Required work: Read the lines below, and copy any that contain the string "procedure".

Information provided:
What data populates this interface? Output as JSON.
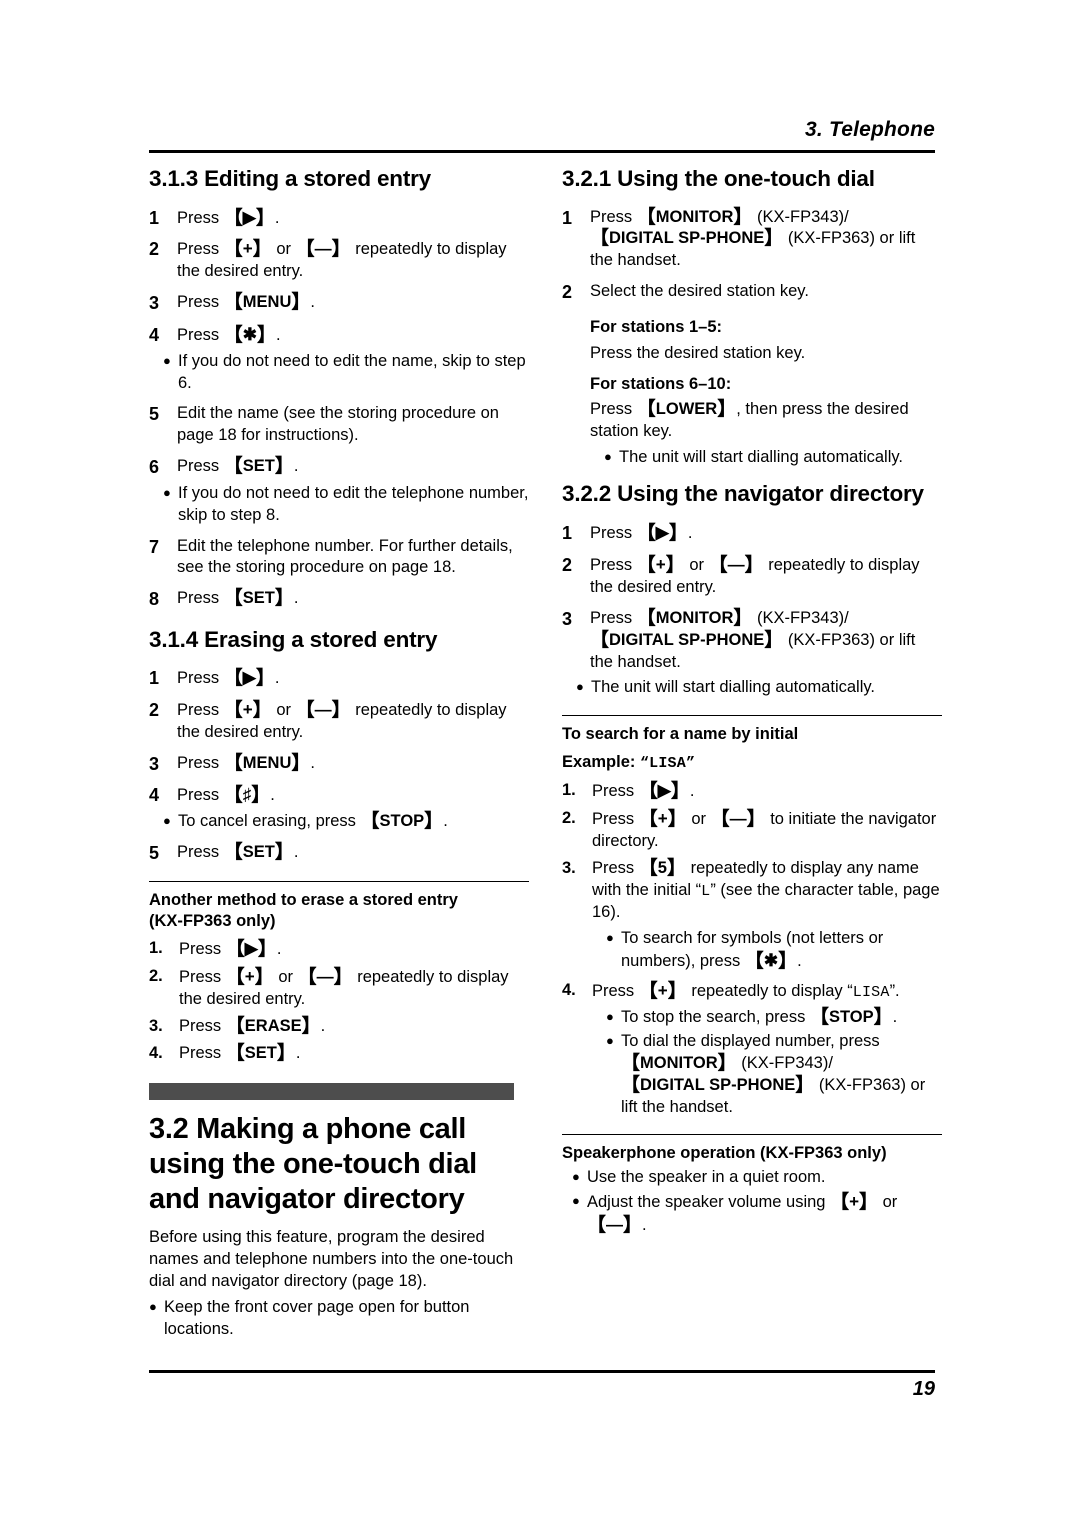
{
  "header": {
    "chapter": "3. Telephone"
  },
  "footer": {
    "page_number": "19"
  },
  "keys": {
    "right_arrow": "▶",
    "plus": "+",
    "minus": "—",
    "star": "✱",
    "sharp": "♯",
    "bracket_open": "【",
    "bracket_close": "】",
    "bullet": "●"
  },
  "left_column": {
    "section_313": {
      "heading": "3.1.3 Editing a stored entry",
      "steps": [
        {
          "num": "1",
          "text_pre": "Press ",
          "key": "▶",
          "text_post": "."
        },
        {
          "num": "2",
          "text": "Press [+] or [—] repeatedly to display the desired entry."
        },
        {
          "num": "3",
          "text_pre": "Press ",
          "key": "MENU",
          "text_post": "."
        },
        {
          "num": "4",
          "text_pre": "Press ",
          "key": "✱",
          "text_post": ".",
          "bullet": "If you do not need to edit the name, skip to step 6."
        },
        {
          "num": "5",
          "text": "Edit the name (see the storing procedure on page 18 for instructions)."
        },
        {
          "num": "6",
          "text_pre": "Press ",
          "key": "SET",
          "text_post": ".",
          "bullet": "If you do not need to edit the telephone number, skip to step 8."
        },
        {
          "num": "7",
          "text": "Edit the telephone number. For further details, see the storing procedure on page 18."
        },
        {
          "num": "8",
          "text_pre": "Press ",
          "key": "SET",
          "text_post": "."
        }
      ]
    },
    "section_314": {
      "heading": "3.1.4 Erasing a stored entry",
      "steps": [
        {
          "num": "1",
          "text_pre": "Press ",
          "key": "▶",
          "text_post": "."
        },
        {
          "num": "2",
          "text": "Press [+] or [—] repeatedly to display the desired entry."
        },
        {
          "num": "3",
          "text_pre": "Press ",
          "key": "MENU",
          "text_post": "."
        },
        {
          "num": "4",
          "text_pre": "Press ",
          "key": "♯",
          "text_post": ".",
          "bullet_pre": "To cancel erasing, press ",
          "bullet_key": "STOP",
          "bullet_post": "."
        },
        {
          "num": "5",
          "text_pre": "Press ",
          "key": "SET",
          "text_post": "."
        }
      ]
    },
    "note_another_method": {
      "title_line1": "Another method to erase a stored entry",
      "title_line2": "(KX-FP363 only)",
      "steps": [
        {
          "num": "1.",
          "text_pre": "Press ",
          "key": "▶",
          "text_post": "."
        },
        {
          "num": "2.",
          "text": "Press [+] or [—] repeatedly to display the desired entry."
        },
        {
          "num": "3.",
          "text_pre": "Press ",
          "key": "ERASE",
          "text_post": "."
        },
        {
          "num": "4.",
          "text_pre": "Press ",
          "key": "SET",
          "text_post": "."
        }
      ]
    },
    "section_32": {
      "heading": "3.2 Making a phone call using the one-touch dial and navigator directory",
      "intro": "Before using this feature, program the desired names and telephone numbers into the one-touch dial and navigator directory (page 18).",
      "bullet": "Keep the front cover page open for button locations."
    }
  },
  "right_column": {
    "section_321": {
      "heading": "3.2.1 Using the one-touch dial",
      "step1": {
        "num": "1",
        "pre": "Press ",
        "key1": "MONITOR",
        "mid1": " (KX-FP343)/",
        "key2": "DIGITAL SP-PHONE",
        "post": " (KX-FP363) or lift the handset."
      },
      "step2": {
        "num": "2",
        "text": "Select the desired station key."
      },
      "stations_1_5_title": "For stations 1–5:",
      "stations_1_5_text": "Press the desired station key.",
      "stations_6_10_title": "For stations 6–10:",
      "stations_6_10_pre": "Press ",
      "stations_6_10_key": "LOWER",
      "stations_6_10_post": ", then press the desired station key.",
      "auto_dial_bullet": "The unit will start dialling automatically."
    },
    "section_322": {
      "heading": "3.2.2 Using the navigator directory",
      "steps": [
        {
          "num": "1",
          "text_pre": "Press ",
          "key": "▶",
          "text_post": "."
        },
        {
          "num": "2",
          "text": "Press [+] or [—] repeatedly to display the desired entry."
        }
      ],
      "step3": {
        "num": "3",
        "pre": "Press ",
        "key1": "MONITOR",
        "mid1": " (KX-FP343)/",
        "key2": "DIGITAL SP-PHONE",
        "post": " (KX-FP363) or lift the handset.",
        "bullet": "The unit will start dialling automatically."
      }
    },
    "note_search": {
      "title": "To search for a name by initial",
      "example_label": "Example: ",
      "example_value": "“LISA”",
      "step1": {
        "num": "1.",
        "pre": "Press ",
        "key": "▶",
        "post": "."
      },
      "step2": {
        "num": "2.",
        "text": "Press [+] or [—] to initiate the navigator directory."
      },
      "step3": {
        "num": "3.",
        "pre": "Press ",
        "key": "5",
        "mid": " repeatedly to display any name with the initial “",
        "initial": "L",
        "post": "” (see the character table, page 16).",
        "bullet_pre": "To search for symbols (not letters or numbers), press ",
        "bullet_key": "✱",
        "bullet_post": "."
      },
      "step4": {
        "num": "4.",
        "pre": "Press ",
        "key": "+",
        "mid": " repeatedly to display “",
        "value": "LISA",
        "post": "”.",
        "bullet1_pre": "To stop the search, press ",
        "bullet1_key": "STOP",
        "bullet1_post": ".",
        "bullet2_pre": "To dial the displayed number, press ",
        "bullet2_key1": "MONITOR",
        "bullet2_mid": " (KX-FP343)/",
        "bullet2_key2": "DIGITAL SP-PHONE",
        "bullet2_post": " (KX-FP363) or lift the handset."
      }
    },
    "note_speakerphone": {
      "title": "Speakerphone operation (KX-FP363 only)",
      "bullet1": "Use the speaker in a quiet room.",
      "bullet2_pre": "Adjust the speaker volume using ",
      "bullet2_post": "."
    }
  }
}
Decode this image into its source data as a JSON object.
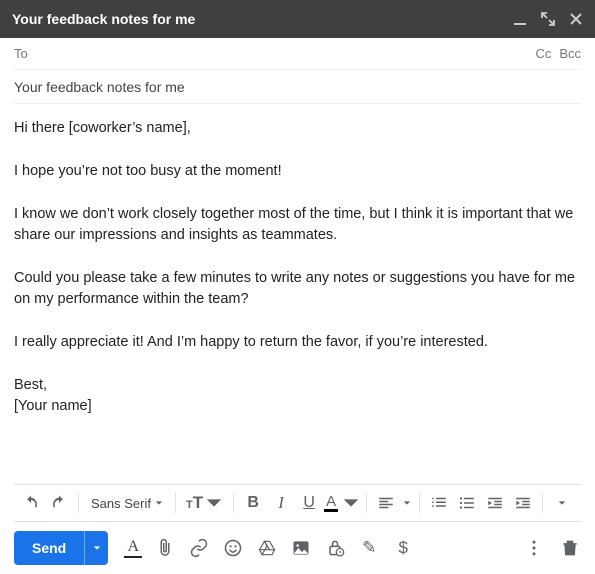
{
  "window": {
    "title": "Your feedback notes for me"
  },
  "recipients": {
    "to_label": "To",
    "to_value": "",
    "cc_label": "Cc",
    "bcc_label": "Bcc"
  },
  "subject": {
    "value": "Your feedback notes for me"
  },
  "body": {
    "paragraphs": [
      "Hi there [coworker’s name],",
      "I hope you’re not too busy at the moment!",
      "I know we don’t work closely together most of the time, but I think it is important that we share our impressions and insights as teammates.",
      "Could you please take a few minutes to write any notes or suggestions you have for me on my performance within the team?",
      "I really appreciate it! And I’m happy to return the favor, if you’re interested.",
      "Best,\n[Your name]"
    ]
  },
  "format_toolbar": {
    "font_family": "Sans Serif",
    "bold": "B",
    "italic": "I",
    "underline": "U",
    "text_color_letter": "A"
  },
  "bottom": {
    "send_label": "Send",
    "text_color_letter": "A",
    "dollar": "$"
  }
}
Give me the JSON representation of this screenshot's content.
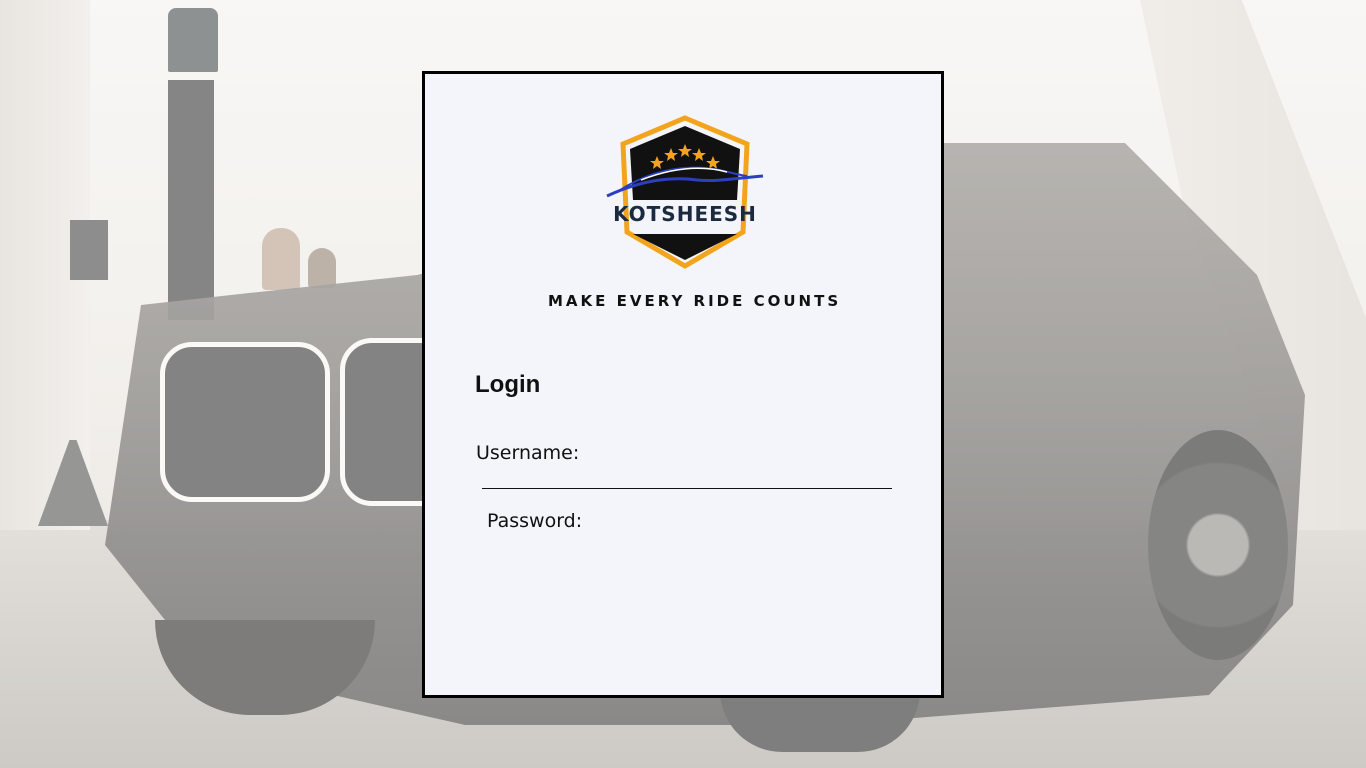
{
  "brand": {
    "name": "KOTSHEESH",
    "tagline": "MAKE EVERY RIDE COUNTS",
    "logo_icon": "shield-car-logo",
    "colors": {
      "shield_outline": "#f2a51c",
      "shield_fill": "#111111",
      "car_swoosh": "#2c3fbf",
      "star": "#f2a51c",
      "text": "#1b2a3f"
    }
  },
  "login": {
    "title": "Login",
    "username_label": "Username:",
    "username_value": "",
    "password_label": "Password:",
    "password_value": ""
  },
  "colors": {
    "card_background": "#f4f5fa",
    "card_border": "#000000"
  }
}
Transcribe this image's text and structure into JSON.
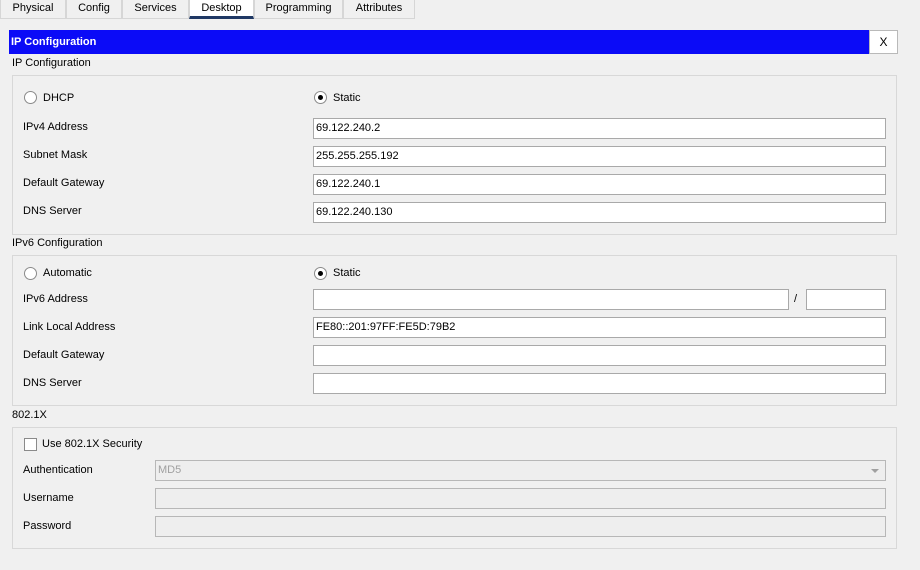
{
  "tabs": [
    "Physical",
    "Config",
    "Services",
    "Desktop",
    "Programming",
    "Attributes"
  ],
  "window": {
    "title": "IP Configuration",
    "close_label": "X"
  },
  "ipv4": {
    "section_title": "IP Configuration",
    "dhcp_label": "DHCP",
    "static_label": "Static",
    "mode": "Static",
    "address_label": "IPv4 Address",
    "address": "69.122.240.2",
    "mask_label": "Subnet Mask",
    "mask": "255.255.255.192",
    "gateway_label": "Default Gateway",
    "gateway": "69.122.240.1",
    "dns_label": "DNS Server",
    "dns": "69.122.240.130"
  },
  "ipv6": {
    "section_title": "IPv6 Configuration",
    "auto_label": "Automatic",
    "static_label": "Static",
    "mode": "Static",
    "address_label": "IPv6 Address",
    "address": "",
    "prefix": "",
    "slash": "/",
    "link_local_label": "Link Local Address",
    "link_local": "FE80::201:97FF:FE5D:79B2",
    "gateway_label": "Default Gateway",
    "gateway": "",
    "dns_label": "DNS Server",
    "dns": ""
  },
  "dot1x": {
    "section_title": "802.1X",
    "use_label": "Use 802.1X Security",
    "use_checked": false,
    "auth_label": "Authentication",
    "auth_value": "MD5",
    "username_label": "Username",
    "username": "",
    "password_label": "Password",
    "password": ""
  }
}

Response for this exercise:
          "text": "Edit the name (see the storing procedure on page 18 for instructions)."
          "text": "Edit the telephone number. For further details, see the storing procedure on page 18."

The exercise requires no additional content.